Specialized chemicals: This type of stain remover includes a rust remover, an ink remover or a dye remover. These spotting agents are formulated for a specific stain type
Bleaches and Strippers: There are two types of bleaches. An oxidizing bleach(oxidizer) changes the properties of a stain by adding oxygen. An oxidizer does not actually remove the staining material but instead makes it invisible by changing the chemical make up. This type of bleach is considered more permanent. Examples include Sodium Percarbonate (All Color Bleach), Hydrogen Peroxide and Sodium Hypochlorite (Chlorine bleach)
A second type of bleach is a reducing bleach (stripper). This bleach type changes the properties of a stain by taking oxygen away. The staining material is not actually removed by a stripper. Only the chemical make up is changed. The change in chemical make up from a reducing bleach can often be reversed by adding oxygen (from the air or an oxidizing bleach). Examples include Sodium Bisulfite, Sodium Hydrosulfite and Titanium Strippers.
All bleaches and strippers should be neutralized and rinsed after use. Sodium Percarbonate neutralizes strippers and Sodium Bisulfate neutralizes oxidizing bleaches. Bleaches should only be used after other methods have failed. Oxidizing bleaches work best on natural (organic) stains and reducing bleaches work best on synthetic (man-made) stains, however, oxidizers can be used on synthetic stains and reducing agents can be used on natural stains. Oxidizers work faster when an alkaline such as ammonia is added. Reducing bleaches work faster when an acid such as acetic acid or heat is added.
- Always follow the bleach manufacturer's directions for use.
- Always pre-test in an inconspicous area or on a carpet sample before using on the urine stain.
- Use the minimum amount of chemical necessary.
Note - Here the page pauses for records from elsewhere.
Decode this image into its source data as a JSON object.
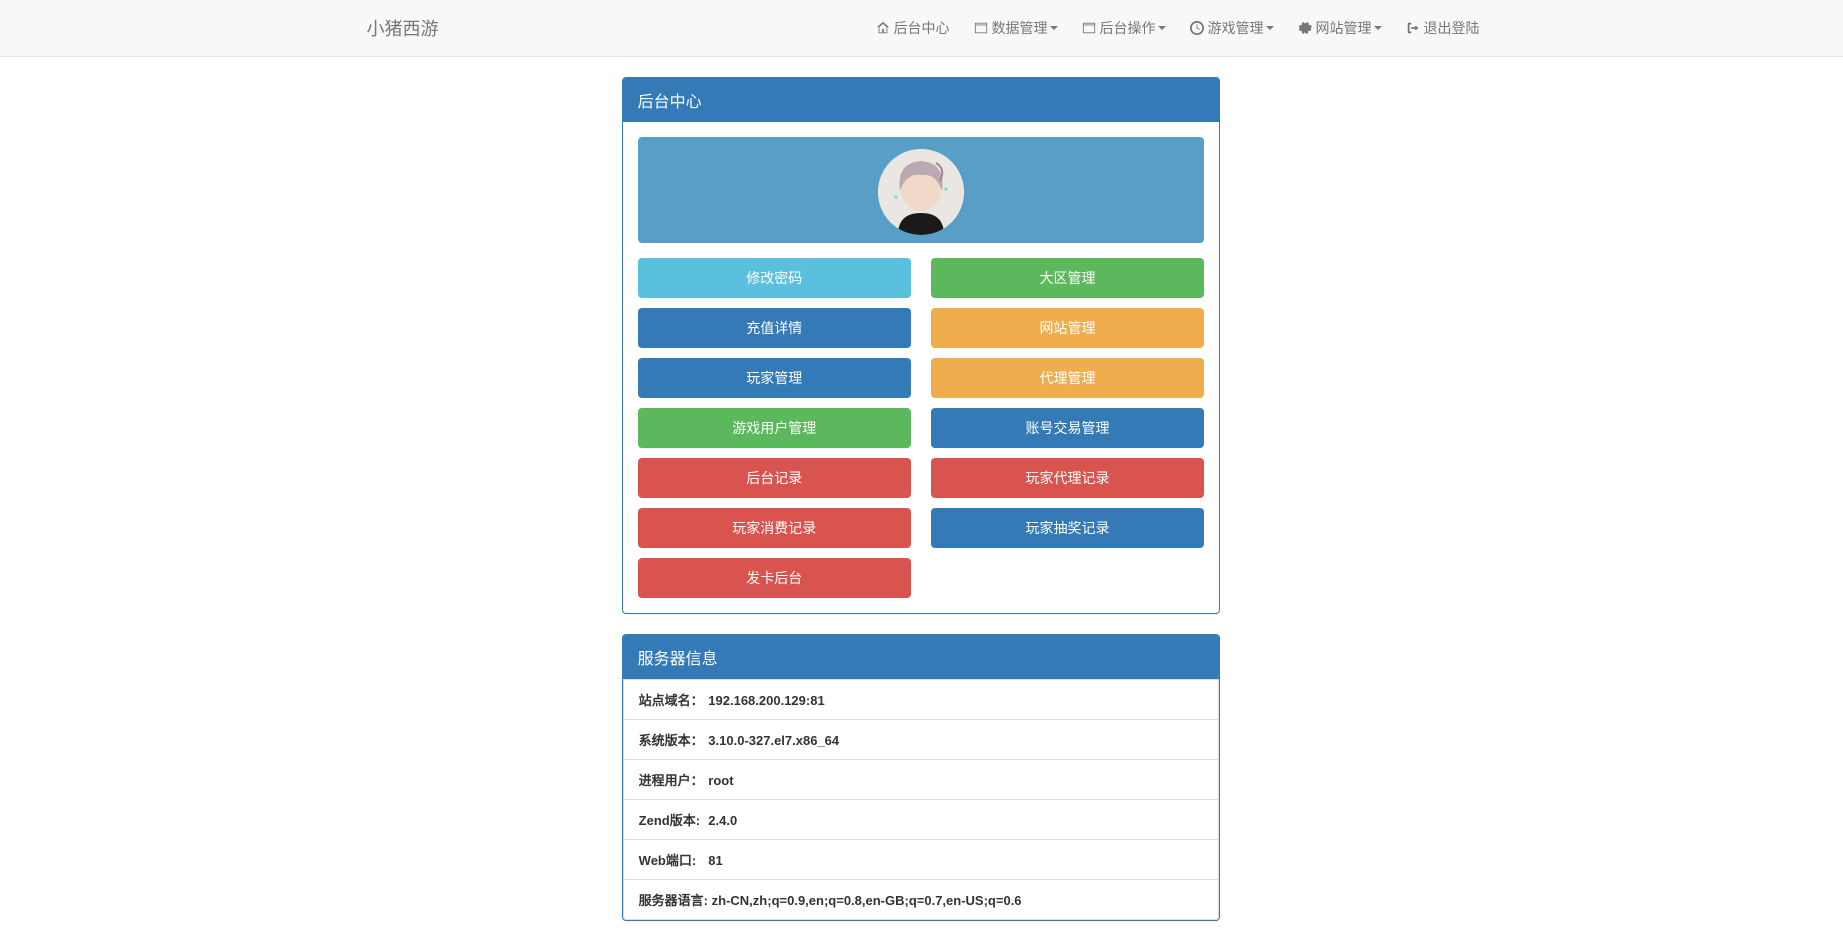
{
  "brand": "小猪西游",
  "nav": {
    "home": "后台中心",
    "data": "数据管理",
    "backend": "后台操作",
    "game": "游戏管理",
    "site": "网站管理",
    "logout": "退出登陆"
  },
  "panel1": {
    "title": "后台中心",
    "buttons": {
      "change_pw": "修改密码",
      "zone_mgmt": "大区管理",
      "recharge": "充值详情",
      "site_mgmt": "网站管理",
      "player_mgmt": "玩家管理",
      "agent_mgmt": "代理管理",
      "game_user_mgmt": "游戏用户管理",
      "account_trade": "账号交易管理",
      "backend_log": "后台记录",
      "player_agent_log": "玩家代理记录",
      "player_spend_log": "玩家消费记录",
      "player_draw_log": "玩家抽奖记录",
      "card_backend": "发卡后台"
    }
  },
  "panel2": {
    "title": "服务器信息",
    "rows": [
      {
        "label": "站点域名：",
        "value": "192.168.200.129:81"
      },
      {
        "label": "系统版本：",
        "value": "3.10.0-327.el7.x86_64"
      },
      {
        "label": "进程用户：",
        "value": "root"
      },
      {
        "label": "Zend版本:",
        "value": "2.4.0"
      },
      {
        "label": "Web端口:",
        "value": "81"
      },
      {
        "label": "服务器语言:",
        "value": "zh-CN,zh;q=0.9,en;q=0.8,en-GB;q=0.7,en-US;q=0.6"
      }
    ]
  }
}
Apply solution using a sponge, cloth, or brush.
- Always work from the outside toward the stain center.
- When desired results are achieved, flush the stained area thoroughly
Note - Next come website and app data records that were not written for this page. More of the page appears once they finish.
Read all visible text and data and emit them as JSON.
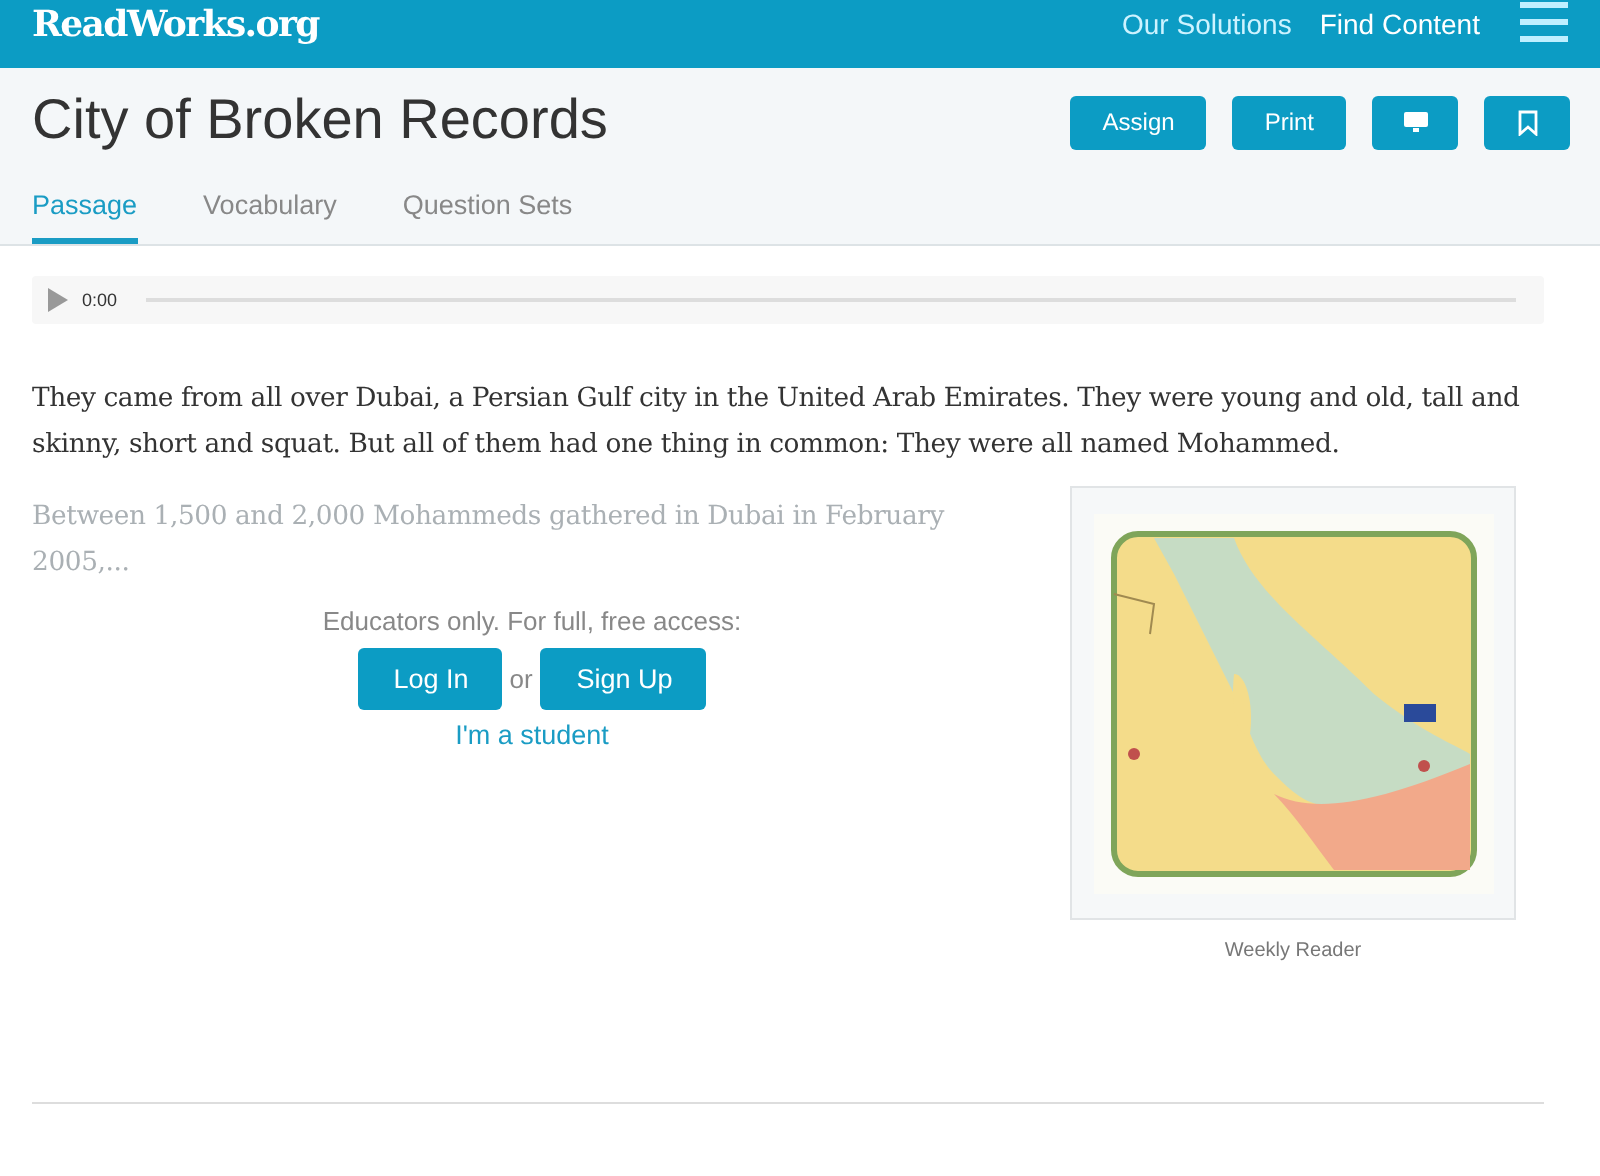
{
  "header": {
    "logo": "ReadWorks.org",
    "nav": [
      "Our Solutions",
      "Find Content"
    ]
  },
  "title": "City of Broken Records",
  "actions": [
    {
      "kind": "text",
      "label": "Assign"
    },
    {
      "kind": "text",
      "label": "Print"
    },
    {
      "kind": "projector"
    },
    {
      "kind": "bookmark"
    }
  ],
  "tabs": [
    {
      "label": "Passage",
      "selected": true
    },
    {
      "label": "Vocabulary",
      "selected": false
    },
    {
      "label": "Question Sets",
      "selected": false
    }
  ],
  "audio": {
    "time": "0:00"
  },
  "paragraphs": [
    "They came from all over Dubai, a Persian Gulf city in the United Arab Emirates. They were young and old, tall and skinny, short and squat. But all of them had one thing in common: They were all named Mohammed."
  ],
  "teaser": "Between 1,500 and 2,000 Mohammeds gathered in Dubai in February 2005,...",
  "gate": {
    "message": "Educators only. For full, free access:",
    "login": "Log In",
    "or": "or",
    "signup": "Sign Up",
    "student": "I'm a student"
  },
  "figure": {
    "kind": "picture",
    "caption": "Weekly Reader"
  }
}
Although not included in a general spotter kit the following stain removal methods are listed. These methods require specialized training and practice.
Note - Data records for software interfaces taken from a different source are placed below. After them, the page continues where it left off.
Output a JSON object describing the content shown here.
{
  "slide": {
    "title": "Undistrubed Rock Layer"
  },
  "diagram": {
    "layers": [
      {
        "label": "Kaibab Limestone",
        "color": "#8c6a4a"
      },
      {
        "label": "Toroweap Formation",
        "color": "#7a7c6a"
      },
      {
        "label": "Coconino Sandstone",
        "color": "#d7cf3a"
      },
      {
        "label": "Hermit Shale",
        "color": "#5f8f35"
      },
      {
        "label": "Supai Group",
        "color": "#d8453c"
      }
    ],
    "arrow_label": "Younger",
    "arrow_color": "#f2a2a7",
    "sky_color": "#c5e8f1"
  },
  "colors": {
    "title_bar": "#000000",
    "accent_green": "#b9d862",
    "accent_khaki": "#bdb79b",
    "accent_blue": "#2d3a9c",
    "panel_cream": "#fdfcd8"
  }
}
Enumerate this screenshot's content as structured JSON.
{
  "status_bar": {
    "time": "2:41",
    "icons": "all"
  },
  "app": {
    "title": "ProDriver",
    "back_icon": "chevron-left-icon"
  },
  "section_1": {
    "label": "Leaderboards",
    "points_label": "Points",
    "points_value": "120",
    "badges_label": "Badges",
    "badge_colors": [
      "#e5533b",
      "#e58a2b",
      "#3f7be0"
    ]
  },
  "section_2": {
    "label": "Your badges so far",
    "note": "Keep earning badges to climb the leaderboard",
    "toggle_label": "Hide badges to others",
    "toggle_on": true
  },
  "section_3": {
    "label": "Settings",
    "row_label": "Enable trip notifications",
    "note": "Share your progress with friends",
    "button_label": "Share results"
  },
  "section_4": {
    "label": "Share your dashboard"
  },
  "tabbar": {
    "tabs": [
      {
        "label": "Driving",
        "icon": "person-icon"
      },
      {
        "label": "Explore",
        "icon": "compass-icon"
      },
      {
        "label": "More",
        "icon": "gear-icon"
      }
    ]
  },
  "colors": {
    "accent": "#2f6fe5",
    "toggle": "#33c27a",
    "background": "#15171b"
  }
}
- Dye: When dealing with a situation of carpet color loss, an option is to spot dye or redye the entire carpet. Not all types of carpet fibers can be dyed as a method of stain removal. The fibers which can be redyed can only be recolored to the original or a darker color.
- Mechanical Action: Utilized when a stain cannot be removed by cleaning. This stain removal method is a last resort and involves replacing the damaged carpet (burns or color loss) with a new bonded insert or "patch".
The spotting procedure begins by applying a stain remover to a clean towel and blot the spot. Checking for color transfer or spot removal.
Wait as the spotting agent reacts with the staining material continuing to check for color transfer or spot removal.
Proceed carefully, working from the outside of the spot toward the center until the spot is removed or there is no further chemical reaction.
Rinse the spot to remove any excess cleaning agent.
If any portion of the spot remains, repeat spotting procedures with the next sequence of spotting agents.
For instance: If the stain is of unknown origin, always start with a volatile dry solvent, followed by a non-volatile dry solvent.
If spot remains, treat with a neutral cleaning product followed by an alkaline cleaning solution then an acid cleaning solution then an enzyme digester.
The next sequence of spotting chemicals begin with specialized chemicals, then bleaches, then dye and finally mechanical action.
- Matthew Smith